Stored items:
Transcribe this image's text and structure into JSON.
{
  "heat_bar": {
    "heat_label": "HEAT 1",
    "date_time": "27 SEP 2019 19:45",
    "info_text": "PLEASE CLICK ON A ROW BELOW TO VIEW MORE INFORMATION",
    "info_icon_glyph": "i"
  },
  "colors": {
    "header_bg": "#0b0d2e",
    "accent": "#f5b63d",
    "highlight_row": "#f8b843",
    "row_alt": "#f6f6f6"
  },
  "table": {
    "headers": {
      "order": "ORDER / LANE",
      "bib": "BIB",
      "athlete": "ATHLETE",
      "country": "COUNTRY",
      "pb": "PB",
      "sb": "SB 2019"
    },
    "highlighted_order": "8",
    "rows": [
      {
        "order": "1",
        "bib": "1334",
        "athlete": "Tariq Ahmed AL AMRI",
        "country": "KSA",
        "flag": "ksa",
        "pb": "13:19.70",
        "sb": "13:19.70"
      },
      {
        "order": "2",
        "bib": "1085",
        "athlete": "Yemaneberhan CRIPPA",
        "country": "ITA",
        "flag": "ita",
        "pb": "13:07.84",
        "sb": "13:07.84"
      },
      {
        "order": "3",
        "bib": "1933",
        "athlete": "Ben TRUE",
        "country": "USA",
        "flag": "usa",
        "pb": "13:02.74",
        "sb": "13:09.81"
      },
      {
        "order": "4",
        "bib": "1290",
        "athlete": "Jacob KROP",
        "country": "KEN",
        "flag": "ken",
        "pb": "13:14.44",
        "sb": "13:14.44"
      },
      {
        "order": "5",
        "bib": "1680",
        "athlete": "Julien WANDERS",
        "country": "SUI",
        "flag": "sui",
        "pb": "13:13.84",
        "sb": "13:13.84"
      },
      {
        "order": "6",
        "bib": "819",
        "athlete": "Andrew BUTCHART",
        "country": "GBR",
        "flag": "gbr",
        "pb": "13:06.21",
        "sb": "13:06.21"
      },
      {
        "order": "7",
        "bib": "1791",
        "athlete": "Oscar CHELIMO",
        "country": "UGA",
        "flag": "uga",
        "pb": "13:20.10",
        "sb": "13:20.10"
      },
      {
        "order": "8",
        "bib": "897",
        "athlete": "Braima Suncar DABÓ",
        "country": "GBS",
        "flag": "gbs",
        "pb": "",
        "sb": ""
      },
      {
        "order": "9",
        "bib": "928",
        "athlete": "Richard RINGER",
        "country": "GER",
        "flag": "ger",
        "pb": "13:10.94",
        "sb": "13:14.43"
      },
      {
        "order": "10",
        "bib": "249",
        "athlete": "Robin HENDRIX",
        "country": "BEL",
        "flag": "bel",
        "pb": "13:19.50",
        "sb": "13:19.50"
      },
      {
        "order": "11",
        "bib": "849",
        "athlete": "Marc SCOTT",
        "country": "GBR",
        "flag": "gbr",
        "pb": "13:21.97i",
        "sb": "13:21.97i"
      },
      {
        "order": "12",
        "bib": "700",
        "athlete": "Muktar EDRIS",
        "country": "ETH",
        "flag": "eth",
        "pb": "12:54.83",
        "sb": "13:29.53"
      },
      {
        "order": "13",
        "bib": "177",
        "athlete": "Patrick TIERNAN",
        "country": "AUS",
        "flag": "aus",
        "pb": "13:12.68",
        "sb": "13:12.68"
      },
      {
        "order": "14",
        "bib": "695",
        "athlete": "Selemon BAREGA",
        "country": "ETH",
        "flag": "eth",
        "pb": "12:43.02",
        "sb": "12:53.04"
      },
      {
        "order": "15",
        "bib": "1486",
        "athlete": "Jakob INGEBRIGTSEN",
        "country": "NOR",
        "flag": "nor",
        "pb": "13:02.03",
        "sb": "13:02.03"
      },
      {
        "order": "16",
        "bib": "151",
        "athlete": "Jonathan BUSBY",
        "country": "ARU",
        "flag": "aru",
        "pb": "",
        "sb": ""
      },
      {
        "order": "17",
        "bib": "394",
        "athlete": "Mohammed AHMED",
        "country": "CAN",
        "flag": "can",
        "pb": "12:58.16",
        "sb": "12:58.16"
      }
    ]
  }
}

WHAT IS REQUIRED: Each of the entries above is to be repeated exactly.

SOLUTION FOR THIS PROBLEM:
Transcribe this image's text and structure into JSON.
{
  "heat_bar": {
    "heat_label": "HEAT 1",
    "date_time": "27 SEP 2019 19:45",
    "info_text": "PLEASE CLICK ON A ROW BELOW TO VIEW MORE INFORMATION",
    "info_icon_glyph": "i"
  },
  "colors": {
    "header_bg": "#0b0d2e",
    "accent": "#f5b63d",
    "highlight_row": "#f8b843",
    "row_alt": "#f6f6f6"
  },
  "table": {
    "headers": {
      "order": "ORDER / LANE",
      "bib": "BIB",
      "athlete": "ATHLETE",
      "country": "COUNTRY",
      "pb": "PB",
      "sb": "SB 2019"
    },
    "highlighted_order": "8",
    "rows": [
      {
        "order": "1",
        "bib": "1334",
        "athlete": "Tariq Ahmed AL AMRI",
        "country": "KSA",
        "flag": "ksa",
        "pb": "13:19.70",
        "sb": "13:19.70"
      },
      {
        "order": "2",
        "bib": "1085",
        "athlete": "Yemaneberhan CRIPPA",
        "country": "ITA",
        "flag": "ita",
        "pb": "13:07.84",
        "sb": "13:07.84"
      },
      {
        "order": "3",
        "bib": "1933",
        "athlete": "Ben TRUE",
        "country": "USA",
        "flag": "usa",
        "pb": "13:02.74",
        "sb": "13:09.81"
      },
      {
        "order": "4",
        "bib": "1290",
        "athlete": "Jacob KROP",
        "country": "KEN",
        "flag": "ken",
        "pb": "13:14.44",
        "sb": "13:14.44"
      },
      {
        "order": "5",
        "bib": "1680",
        "athlete": "Julien WANDERS",
        "country": "SUI",
        "flag": "sui",
        "pb": "13:13.84",
        "sb": "13:13.84"
      },
      {
        "order": "6",
        "bib": "819",
        "athlete": "Andrew BUTCHART",
        "country": "GBR",
        "flag": "gbr",
        "pb": "13:06.21",
        "sb": "13:06.21"
      },
      {
        "order": "7",
        "bib": "1791",
        "athlete": "Oscar CHELIMO",
        "country": "UGA",
        "flag": "uga",
        "pb": "13:20.10",
        "sb": "13:20.10"
      },
      {
        "order": "8",
        "bib": "897",
        "athlete": "Braima Suncar DABÓ",
        "country": "GBS",
        "flag": "gbs",
        "pb": "",
        "sb": ""
      },
      {
        "order": "9",
        "bib": "928",
        "athlete": "Richard RINGER",
        "country": "GER",
        "flag": "ger",
        "pb": "13:10.94",
        "sb": "13:14.43"
      },
      {
        "order": "10",
        "bib": "249",
        "athlete": "Robin HENDRIX",
        "country": "BEL",
        "flag": "bel",
        "pb": "13:19.50",
        "sb": "13:19.50"
      },
      {
        "order": "11",
        "bib": "849",
        "athlete": "Marc SCOTT",
        "country": "GBR",
        "flag": "gbr",
        "pb": "13:21.97i",
        "sb": "13:21.97i"
      },
      {
        "order": "12",
        "bib": "700",
        "athlete": "Muktar EDRIS",
        "country": "ETH",
        "flag": "eth",
        "pb": "12:54.83",
        "sb": "13:29.53"
      },
      {
        "order": "13",
        "bib": "177",
        "athlete": "Patrick TIERNAN",
        "country": "AUS",
        "flag": "aus",
        "pb": "13:12.68",
        "sb": "13:12.68"
      },
      {
        "order": "14",
        "bib": "695",
        "athlete": "Selemon BAREGA",
        "country": "ETH",
        "flag": "eth",
        "pb": "12:43.02",
        "sb": "12:53.04"
      },
      {
        "order": "15",
        "bib": "1486",
        "athlete": "Jakob INGEBRIGTSEN",
        "country": "NOR",
        "flag": "nor",
        "pb": "13:02.03",
        "sb": "13:02.03"
      },
      {
        "order": "16",
        "bib": "151",
        "athlete": "Jonathan BUSBY",
        "country": "ARU",
        "flag": "aru",
        "pb": "",
        "sb": ""
      },
      {
        "order": "17",
        "bib": "394",
        "athlete": "Mohammed AHMED",
        "country": "CAN",
        "flag": "can",
        "pb": "12:58.16",
        "sb": "12:58.16"
      }
    ]
  }
}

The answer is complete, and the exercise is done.